After the 1918 season ended, World War I continued for two more months. Whiteman went into “ground aviation work.” According to columnist J.V. Fitzgerald, Harry Frazee declared that he would keep Whiteman in 1919. The Red Sox did keep him under contract until February, when Hooper and Ruth re-signed. On the 19th, Whiteman was one of five Red Sox waived. Toronto signed him for a second tour of duty in early March. Later that fall, George was asked to play prognosticator for that year’s World Series and picked the Chicago White Sox. “I’ll bet my money on the Sox…” he said, “They’re what we ball players call a ‘money team.’ They have been through the mill and know what’s expected of them. The experience will stand them in good stead when they meet Cincinnati.”
Whiteman held out for a few weeks before signing a contract for the 1920 season. The 1920 Toronto Maple Leafs had an amazing season, finishing 108-46, but still finished 2½ games behind Jack Dunn’s Baltimore Orioles for the International League title. Among his teammates was infielder Eusebio Gonzales, who also played for the 1918 Red Sox. But it was known even in July that Whiteman would go home to Houston and manage his hometown’s Buffaloes. In 1919 Branch Rickey bought into the Buffaloes as a way to secure talent for his underfinanced St. Louis Cardinals.

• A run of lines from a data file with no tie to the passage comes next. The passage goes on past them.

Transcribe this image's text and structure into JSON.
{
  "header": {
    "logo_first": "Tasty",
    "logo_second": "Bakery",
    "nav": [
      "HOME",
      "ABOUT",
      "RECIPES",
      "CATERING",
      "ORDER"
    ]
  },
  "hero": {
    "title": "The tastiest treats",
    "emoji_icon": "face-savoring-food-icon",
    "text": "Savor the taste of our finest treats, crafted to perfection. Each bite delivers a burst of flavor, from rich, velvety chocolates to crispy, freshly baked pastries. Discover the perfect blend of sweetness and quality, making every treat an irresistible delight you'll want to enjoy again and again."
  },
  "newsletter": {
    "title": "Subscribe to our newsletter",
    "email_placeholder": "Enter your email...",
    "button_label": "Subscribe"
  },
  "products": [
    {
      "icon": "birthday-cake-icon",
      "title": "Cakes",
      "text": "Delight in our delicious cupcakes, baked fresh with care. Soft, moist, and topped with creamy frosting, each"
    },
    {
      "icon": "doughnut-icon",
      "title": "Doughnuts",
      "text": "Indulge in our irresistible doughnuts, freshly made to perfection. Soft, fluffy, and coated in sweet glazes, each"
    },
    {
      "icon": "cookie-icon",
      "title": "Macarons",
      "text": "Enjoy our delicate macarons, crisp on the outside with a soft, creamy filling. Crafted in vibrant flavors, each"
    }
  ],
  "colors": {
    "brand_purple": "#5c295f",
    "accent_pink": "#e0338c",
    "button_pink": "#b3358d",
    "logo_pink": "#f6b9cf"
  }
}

Whiteman continued to play for another decade. His work took him to Houston, Oakland, Wichita Falls, Galveston, and other locales – more often that not as player-manager. He assumed the dual roles in the minors until 1929, when he was 46 years old. Even in his last season, working with Winston-Salem in the Piedmont League, he hit 10 homers and drove in 84 runs. When he finally hung up the spikes, he finished his minor league career with 3,388 hits (the record at the time.) Whiteman had 671 doubles and 196 triples; both good for third all-time in minor league history. He also holds the record for most minor league games played with 3,282.
Little is known about Whiteman’s post-baseball life. He did work as a constable in his native Houston. George died of a heart attack at the age of 64 on February 10, 1947. He was buried in Hollywood Cemetery in Houston. His wife, Eva, lived to be 86 before passing away on April 15, 1973.
In the summer of 2005, George Whiteman was elected to the Texas League Hall of Fame.
While there is no evidence it ever happened, it would have been interesting if Whiteman dusted off his high diving act in 1918. The Red Sox had another outfielder by the name of Hack Miller who was the son of a circus strongman. Miller used a 47-ounce bat and could bend iron bars with his hands and pound spikes into wood with his fist. They would have made an entertaining duo.
Red Sox Century, Stout and Johnson
The Year the Red Sox Won the Series, Waterman and Springer
1918: Babe Ruth and the World Champion Red Sox, Wood